ACTION ITEM:
Scan the listing below for the word "body" and copy every line where it occurs.

DATA:

===============

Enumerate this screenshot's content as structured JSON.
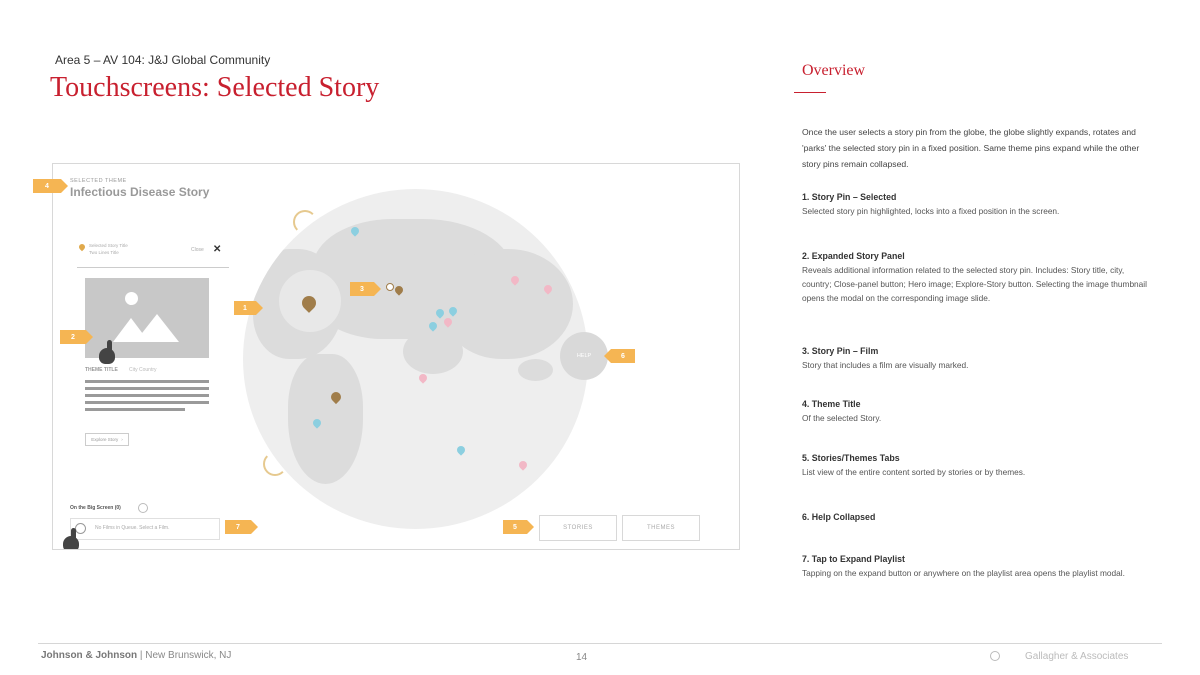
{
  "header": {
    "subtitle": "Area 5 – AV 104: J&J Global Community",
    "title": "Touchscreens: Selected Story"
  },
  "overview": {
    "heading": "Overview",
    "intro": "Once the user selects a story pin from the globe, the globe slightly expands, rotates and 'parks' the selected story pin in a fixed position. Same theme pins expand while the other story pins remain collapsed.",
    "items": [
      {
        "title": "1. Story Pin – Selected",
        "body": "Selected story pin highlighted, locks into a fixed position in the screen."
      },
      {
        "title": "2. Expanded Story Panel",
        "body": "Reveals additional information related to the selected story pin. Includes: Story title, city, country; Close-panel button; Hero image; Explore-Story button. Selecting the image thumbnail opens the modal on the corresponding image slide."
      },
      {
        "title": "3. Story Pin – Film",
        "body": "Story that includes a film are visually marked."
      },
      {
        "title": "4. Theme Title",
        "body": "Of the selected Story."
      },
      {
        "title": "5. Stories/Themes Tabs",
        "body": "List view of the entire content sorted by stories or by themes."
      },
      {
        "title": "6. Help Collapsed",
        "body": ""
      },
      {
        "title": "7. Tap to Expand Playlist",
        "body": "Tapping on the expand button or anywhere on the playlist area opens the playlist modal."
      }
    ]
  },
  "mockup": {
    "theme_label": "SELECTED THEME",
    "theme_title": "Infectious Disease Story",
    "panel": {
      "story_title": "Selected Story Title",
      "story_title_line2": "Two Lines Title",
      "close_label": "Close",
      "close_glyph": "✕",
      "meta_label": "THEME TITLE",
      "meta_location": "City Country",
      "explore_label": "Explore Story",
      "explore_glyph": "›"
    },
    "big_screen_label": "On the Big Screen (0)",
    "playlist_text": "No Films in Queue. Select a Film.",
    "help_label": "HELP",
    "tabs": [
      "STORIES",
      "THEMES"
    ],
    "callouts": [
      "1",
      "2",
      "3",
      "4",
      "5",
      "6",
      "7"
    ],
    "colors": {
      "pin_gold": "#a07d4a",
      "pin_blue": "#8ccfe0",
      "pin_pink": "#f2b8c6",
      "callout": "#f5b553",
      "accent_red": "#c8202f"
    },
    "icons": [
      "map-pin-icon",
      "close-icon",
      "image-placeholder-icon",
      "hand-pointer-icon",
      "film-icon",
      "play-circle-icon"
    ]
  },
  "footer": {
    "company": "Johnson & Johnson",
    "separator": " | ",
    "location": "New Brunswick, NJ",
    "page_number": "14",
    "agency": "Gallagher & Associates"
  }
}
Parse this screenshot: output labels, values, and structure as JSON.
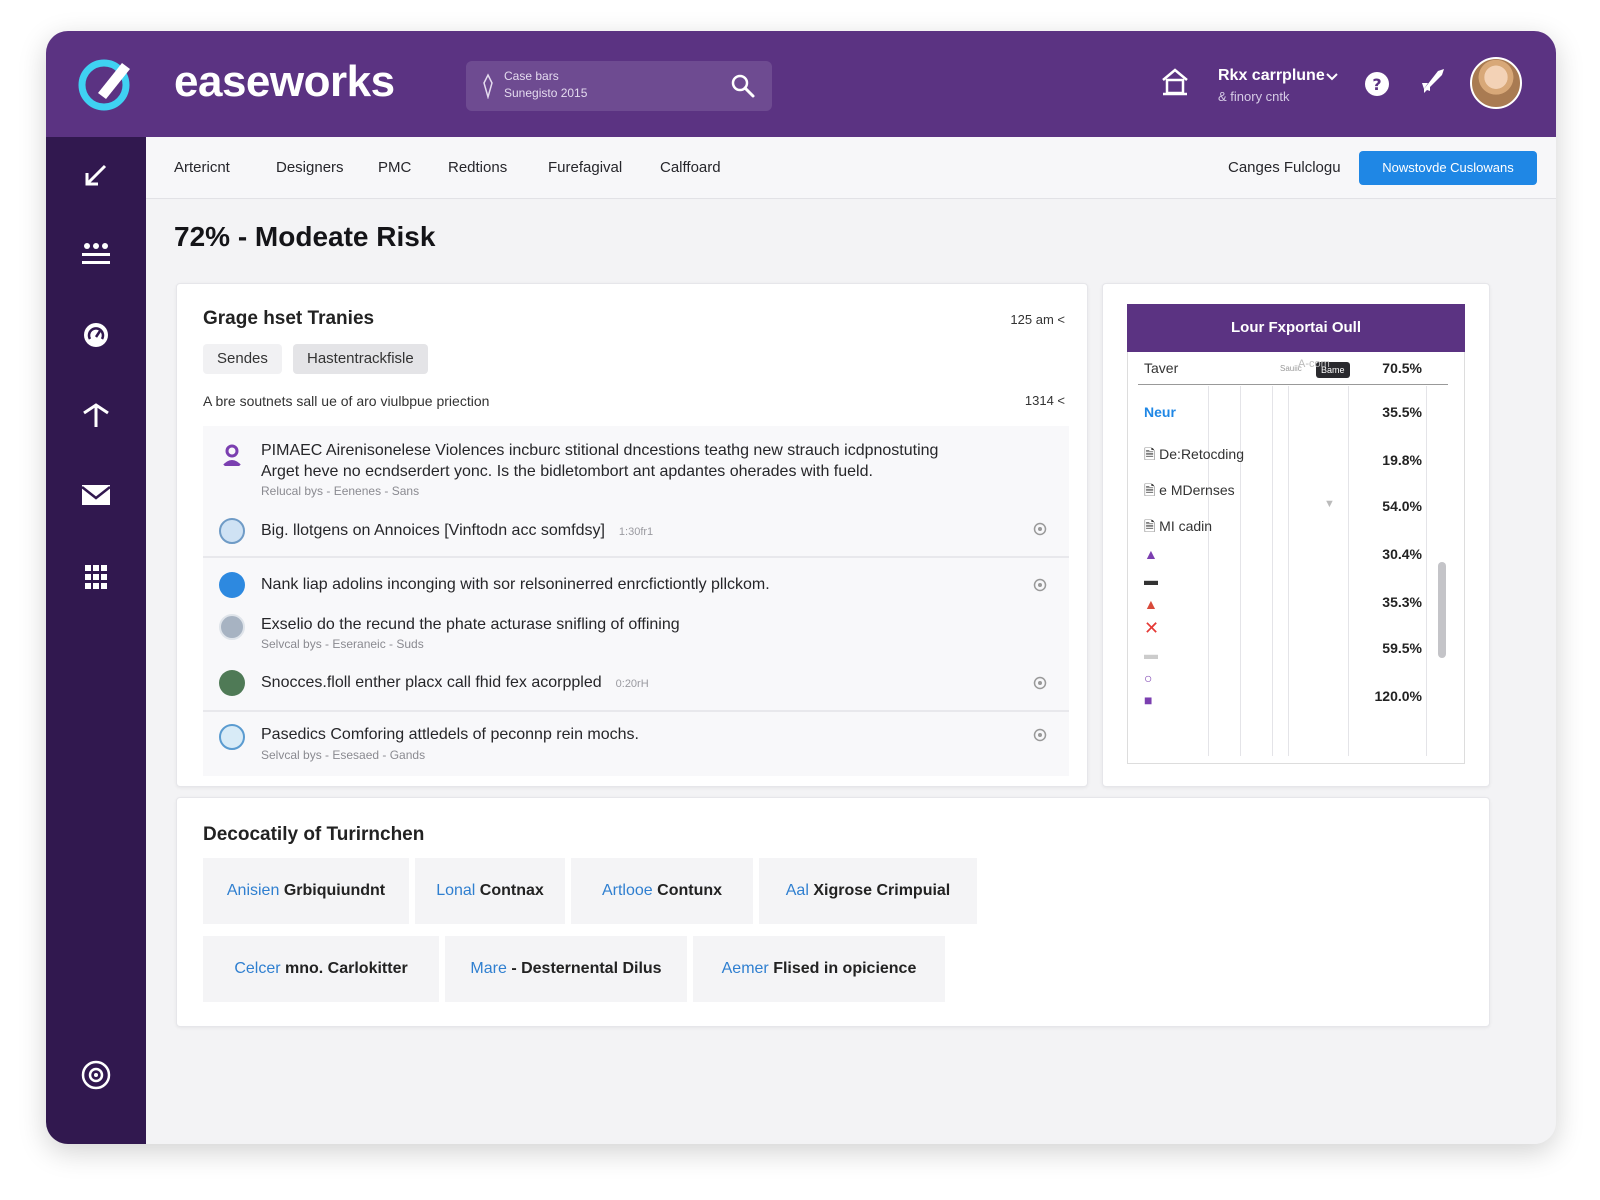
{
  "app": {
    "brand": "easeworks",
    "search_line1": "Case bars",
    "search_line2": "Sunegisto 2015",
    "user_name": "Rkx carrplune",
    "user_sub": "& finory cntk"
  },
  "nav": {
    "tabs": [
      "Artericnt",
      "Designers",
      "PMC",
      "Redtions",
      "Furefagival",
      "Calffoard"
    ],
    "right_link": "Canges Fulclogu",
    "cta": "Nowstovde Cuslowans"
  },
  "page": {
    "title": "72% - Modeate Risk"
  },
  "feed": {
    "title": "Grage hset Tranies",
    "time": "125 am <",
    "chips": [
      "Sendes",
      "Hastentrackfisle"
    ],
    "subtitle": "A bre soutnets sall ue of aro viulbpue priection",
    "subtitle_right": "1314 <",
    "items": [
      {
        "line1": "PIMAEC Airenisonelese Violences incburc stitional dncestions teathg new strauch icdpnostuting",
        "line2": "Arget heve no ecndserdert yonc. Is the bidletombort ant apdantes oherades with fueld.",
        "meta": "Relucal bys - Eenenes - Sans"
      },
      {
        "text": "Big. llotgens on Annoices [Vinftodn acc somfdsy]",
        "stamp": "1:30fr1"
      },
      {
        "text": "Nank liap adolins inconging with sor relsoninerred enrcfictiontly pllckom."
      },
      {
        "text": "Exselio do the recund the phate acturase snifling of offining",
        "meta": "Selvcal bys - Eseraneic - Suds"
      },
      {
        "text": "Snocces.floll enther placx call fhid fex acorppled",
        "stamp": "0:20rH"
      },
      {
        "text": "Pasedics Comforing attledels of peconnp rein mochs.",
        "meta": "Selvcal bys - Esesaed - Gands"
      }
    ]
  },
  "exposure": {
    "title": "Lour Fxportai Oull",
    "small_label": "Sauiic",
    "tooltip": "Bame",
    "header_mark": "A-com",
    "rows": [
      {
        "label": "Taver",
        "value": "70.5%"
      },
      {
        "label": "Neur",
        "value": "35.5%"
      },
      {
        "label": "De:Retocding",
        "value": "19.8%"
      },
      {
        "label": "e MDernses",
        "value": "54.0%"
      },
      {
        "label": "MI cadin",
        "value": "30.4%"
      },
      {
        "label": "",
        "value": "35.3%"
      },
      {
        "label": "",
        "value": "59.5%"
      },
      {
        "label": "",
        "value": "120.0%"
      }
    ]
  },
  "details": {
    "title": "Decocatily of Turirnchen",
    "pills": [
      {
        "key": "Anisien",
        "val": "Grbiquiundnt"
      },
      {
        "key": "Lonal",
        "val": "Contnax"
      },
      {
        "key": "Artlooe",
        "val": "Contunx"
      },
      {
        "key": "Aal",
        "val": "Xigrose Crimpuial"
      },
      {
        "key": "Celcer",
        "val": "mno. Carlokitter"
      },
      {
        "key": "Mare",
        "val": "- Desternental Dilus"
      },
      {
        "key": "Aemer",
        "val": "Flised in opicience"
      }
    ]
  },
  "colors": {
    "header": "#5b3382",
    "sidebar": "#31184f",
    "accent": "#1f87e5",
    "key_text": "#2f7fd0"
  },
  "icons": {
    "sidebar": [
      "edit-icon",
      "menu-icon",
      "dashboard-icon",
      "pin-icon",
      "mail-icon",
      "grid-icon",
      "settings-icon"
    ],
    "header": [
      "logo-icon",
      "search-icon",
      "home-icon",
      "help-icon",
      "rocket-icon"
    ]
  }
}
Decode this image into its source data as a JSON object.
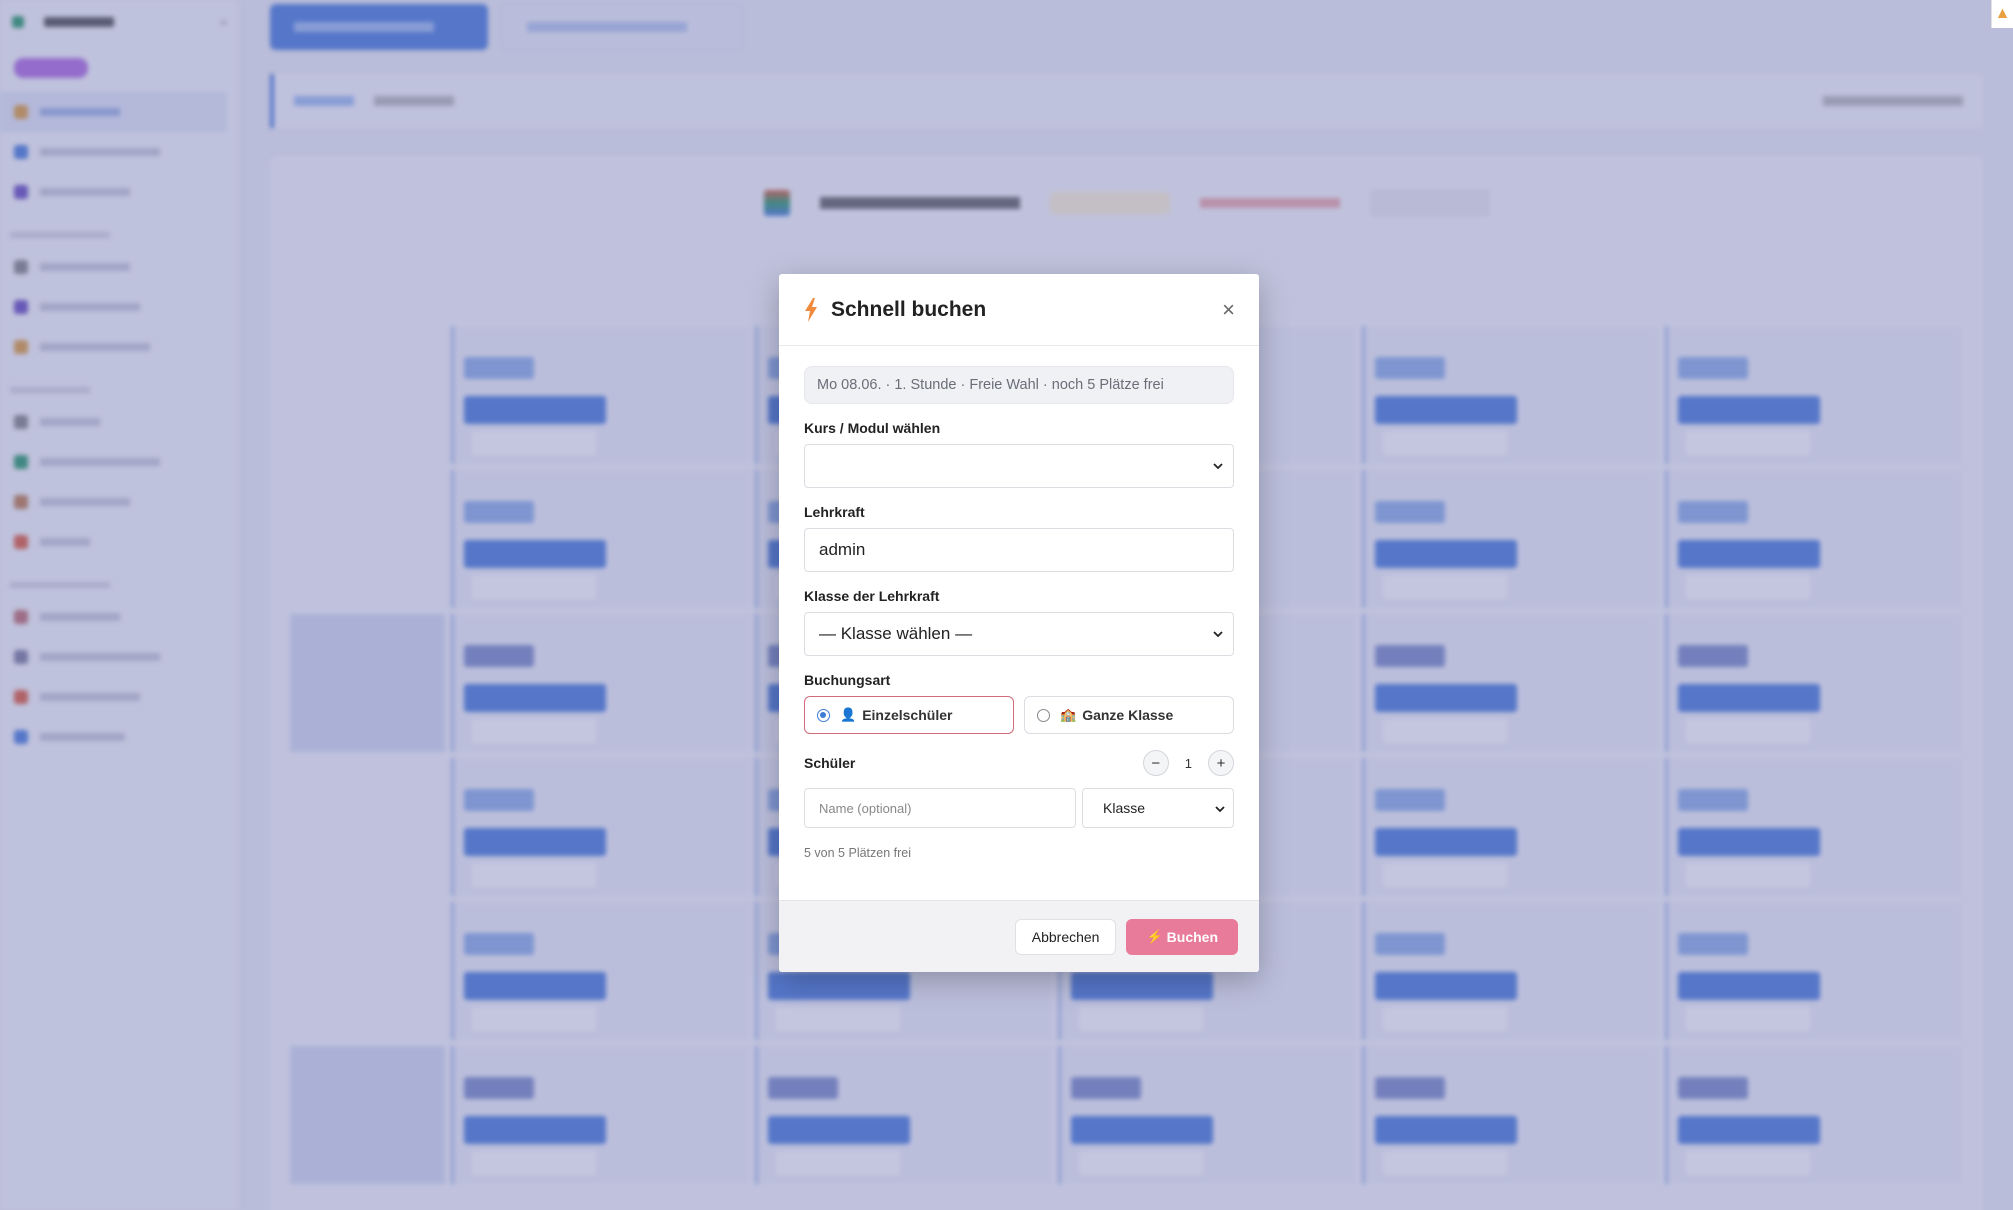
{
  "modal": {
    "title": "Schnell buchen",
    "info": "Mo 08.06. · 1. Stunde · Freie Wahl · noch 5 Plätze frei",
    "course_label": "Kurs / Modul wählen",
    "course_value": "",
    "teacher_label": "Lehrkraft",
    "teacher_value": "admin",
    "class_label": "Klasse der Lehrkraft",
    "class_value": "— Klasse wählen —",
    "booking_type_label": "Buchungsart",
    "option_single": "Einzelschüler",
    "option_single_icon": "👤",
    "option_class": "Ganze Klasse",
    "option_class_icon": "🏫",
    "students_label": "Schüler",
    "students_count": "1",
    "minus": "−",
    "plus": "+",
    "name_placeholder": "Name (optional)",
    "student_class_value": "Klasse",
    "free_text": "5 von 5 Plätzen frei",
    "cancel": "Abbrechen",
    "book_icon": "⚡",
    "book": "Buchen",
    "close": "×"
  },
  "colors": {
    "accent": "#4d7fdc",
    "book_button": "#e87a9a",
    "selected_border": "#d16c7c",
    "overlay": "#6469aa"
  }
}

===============

FINISHED EXERCISE:
        "body": "Selected story pin highlighted, locks into a fixed position in the screen."
        "body": "Reveals additional information related to the selected story pin. Includes: Story title, city, country; Close-panel button; Hero image; Explore-Story button. Selecting the image thumbnail opens the modal on the corresponding image slide."
        "body": "Story that includes a film are visually marked."
        "body": "Of the selected Story."
        "body": "List view of the entire content sorted by stories or by themes."
        "body": ""
        "body": "Tapping on the expand button or anywhere on the playlist area opens the playlist modal."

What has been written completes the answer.